I haven’t written for a while, and here’s why:

This year more than ever I was looking forward to the weeks leading up to and through Christmas and New Year’s. I wanted to feel that silly, childlike sense of impending joy. I wanted to yell carols (I can’t sing to save my life) at the top of my lungs. I wanted to eat peppermint bark with abandon. I wanted to look at colorful lights and believe in magic.

But I didn’t.

Instead, I’ve been sick with a cold that arrived a few weeks ago. I’ve been angry. I’ve been tired. I’ve been frustrated. I’ve been scared. I’ve been sore. I’ve been sad. Very, very sad. Moments of optimism have been few and far between. I can’t take any credit for getting through this; that goes to my husband, who has taken care of me in more ways than he knows. I would be lost without him.
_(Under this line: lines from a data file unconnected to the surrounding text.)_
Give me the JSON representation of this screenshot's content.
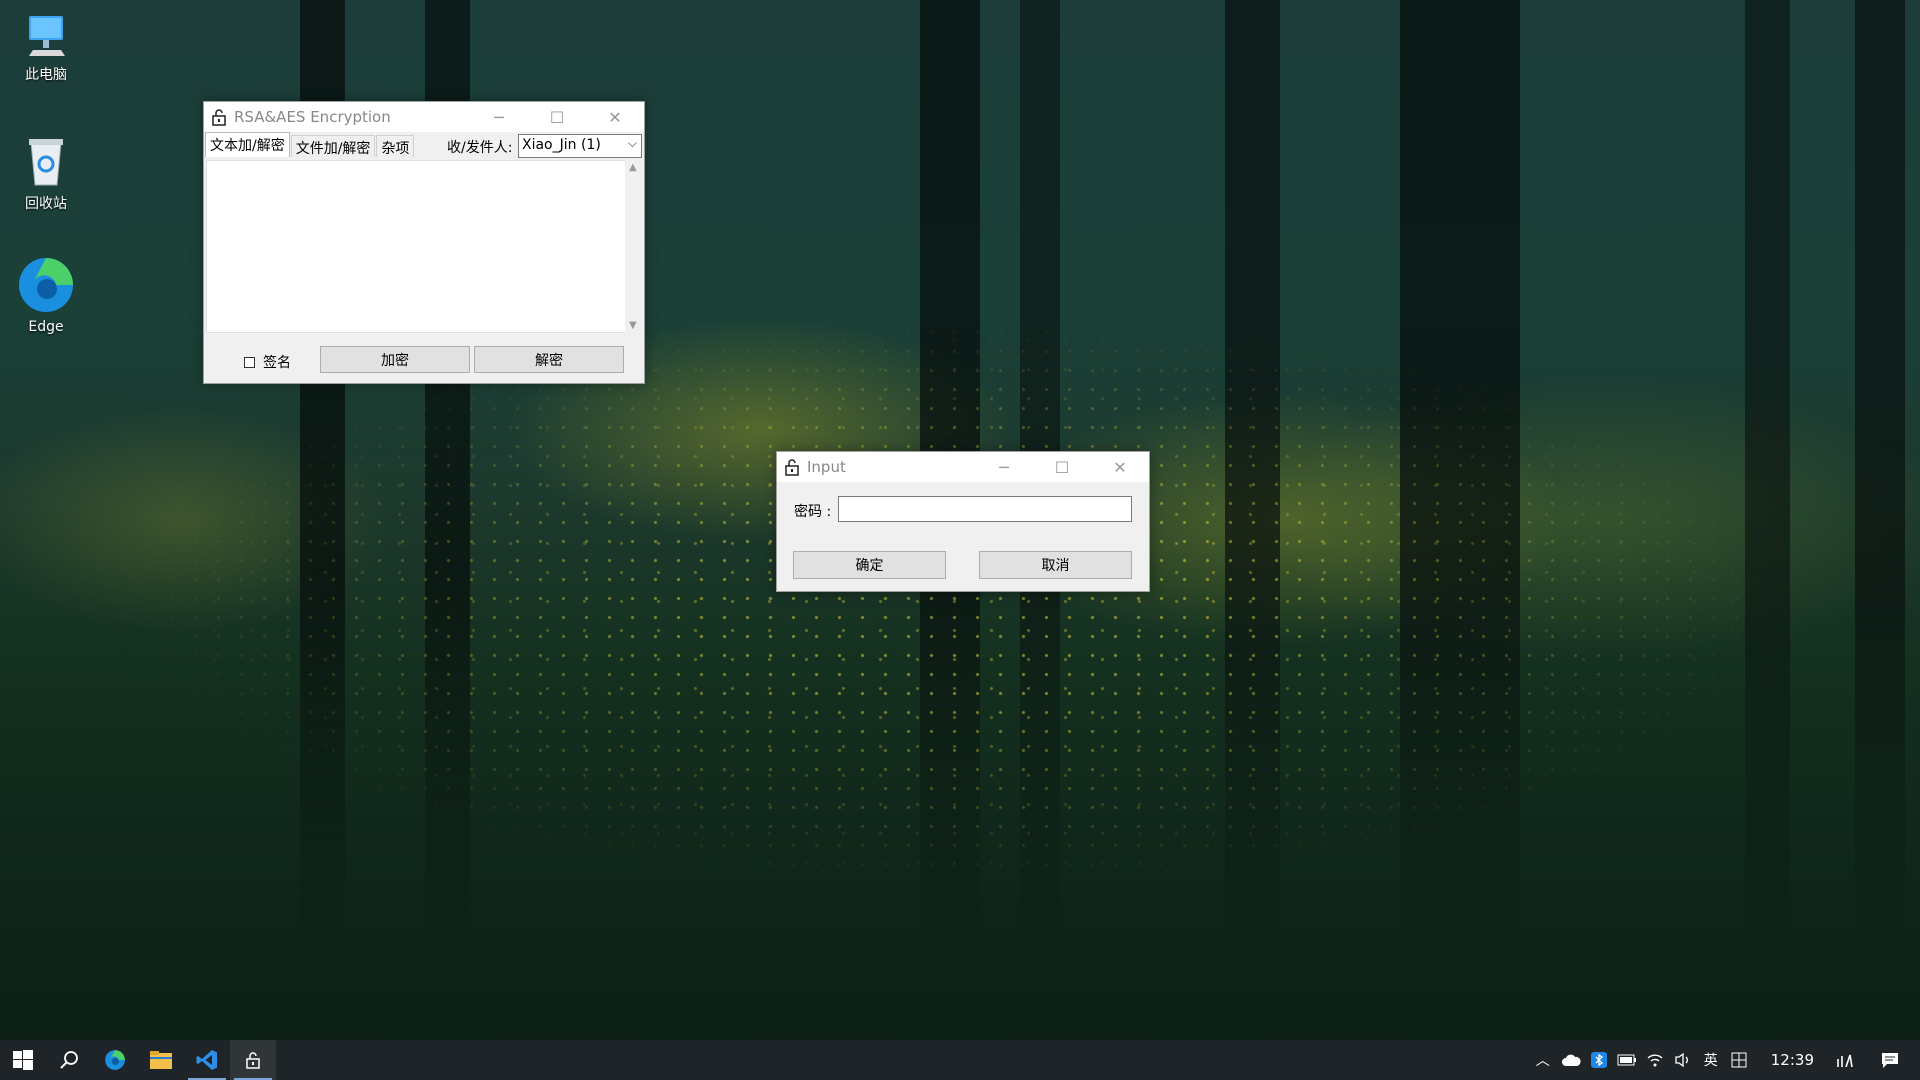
{
  "desktop": {
    "icons": [
      {
        "label": "此电脑",
        "icon": "this-pc-icon"
      },
      {
        "label": "回收站",
        "icon": "recycle-bin-icon"
      },
      {
        "label": "Edge",
        "icon": "edge-icon"
      }
    ]
  },
  "main_window": {
    "title": "RSA&AES Encryption",
    "tabs": [
      "文本加/解密",
      "文件加/解密",
      "杂项"
    ],
    "active_tab": "文本加/解密",
    "recipient_label": "收/发件人:",
    "recipient_value": "Xiao_Jin (1)",
    "sign_label": "签名",
    "sign_checked": false,
    "encrypt_button": "加密",
    "decrypt_button": "解密"
  },
  "input_dialog": {
    "title": "Input",
    "password_label": "密码 :",
    "password_value": "",
    "ok_button": "确定",
    "cancel_button": "取消"
  },
  "taskbar": {
    "pinned": [
      "windows-start-icon",
      "search-icon",
      "edge-icon",
      "file-explorer-icon",
      "vscode-icon",
      "lock-app-icon"
    ],
    "tray": {
      "ime_label": "英",
      "clock": "12:39"
    }
  },
  "colors": {
    "taskbar": "#1f2428",
    "accent": "#7aa7d8"
  }
}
When I realized what was going on, I decided to give myself a break, kind of resigned myself to being somewhat miserable until…well, until tomorrow. New year and all that, yes, but more importantly to me, it’s the day before my birthday, which is January 2. (I’ll be 45, for anyone keeping score.)

I believe in celebrating my birthday, always have. This year, though, it’s even more important to me. Having a birthday—and being able to celebrate it—is a big deal. It means that despite my wonky heart, I’m alive. And not just barely, either. So while I don’t expect the heavy-duty negative emotions to evaporate, I’m optimistic about brighter days ahead.

2015 has certainly been a year I’ll never forget. It hasn’t all been bad—not by a long way—and the truth is that the part I’ll remember started on September 24. That’s the day my world changed. For the worse, sure, with some pretty terrible news, but the thing is, the part I’ll remember most and always is that I had no idea—honestly, not a clue, really—about the power of my tribe, my chosen family, my friends. I didn’t realize that you guys could save my life. That you would want to. And that I’ll never, ever be able to thank you enough.

Whew! Ok, now, on to the factual updates…

I have signed up for health insurance, which costs a small fortune and becomes active on January 1. I don’t love having to pay so much for it—not one bit—but to be clear, without the Affordable Care Act, I wouldn’t be able to get any healthcare at all. For the record, I still think we as a country could do much better when it comes to healthcare, particularly if we chose to join the ranks of the civilized countries that have single-payer systems.

Because of the kind of insurance I got (which is not the most expensive available), I had to get a new GP (because the one I’ve had for 9 years doesn’t take my insurance). I have an appointment there on January 8. The woman I spoke with to make the appointment was lovely, and so I’m optimistic that it will be a good practice, even though I’m still miffed at having to change.

I have to have a local GP for two reasons: First, I need to be able to get my levothyroxine prescription renewed. Unfortunately, when my heart went wonky, my diabetes and lack-of-thyroid didn’t disappear, so I have to still look after those. Second, the insurance only covers 50% of anything I have done out-of-state. This means that I need to get certain cardiac tests and procedures in Florida, and in order to do that, I need orders written by a doctor licensed in this state (Dr. Desai, understandably, is not).

I didn’t realize when I made the appointment that the new GP I’m seeing has the facility to do echocardiograms in the office. But they do, and that will be handy, because my next appointment with Dr. Desai is on January 28, and I need to have an echo before then. This appointment is A Big Deal because we’ll find out whether the pills are working and get some idea of next steps.

Speaking of pills, Dr. Desai doubled my dose of valsartan. I think the idea is to take as much valsartan and carvedilol (Coreg) as my body can handle, which for the moment, is 80 mg and 6.25 mg of each twice a day.

Dr. Desai wanted me to keep an eye on my blood pressure when he increased the valsartan, so we got a blood pressure machine. I’m used to testing my blood sugar, so being able to test something has actually been good. The results haven’t been terrible; my blood pressure is a bit low and my heart rate is a bit high, but neither dramatically so. When I was sick my heart rate especially shot up, but as I’ve gotten better, it’s settled back down.

When I get the echo, it will tell us what my ejection fraction is. Last time it was tested (when I had the CTA) it was (still) 15%. If it’s remained at 15%, I think that counts as some kind of stability. Obviously it would be great if it’s improved, but my understanding is that’s unlikely. But the good news is that if it is stable, it’s possible for me to live a long time on meds, even with my ejection fraction at 15%.

I imagine we’ll probably have to talk with Dr. Desai about the possibility of my getting an implanted defibrillator. The idea of this still makes me nervous, but I’m getting more used to it. The biggest bummer is that I won’t be able to take up welding or use a light saber. Feck.

So there we go. The last update of 2015. I want to leave you with this:

Thank you for reading. Thank you for being here for and with me. Thank you for reminding me why we’re all here. I wish us all happiness and kindness in 2016.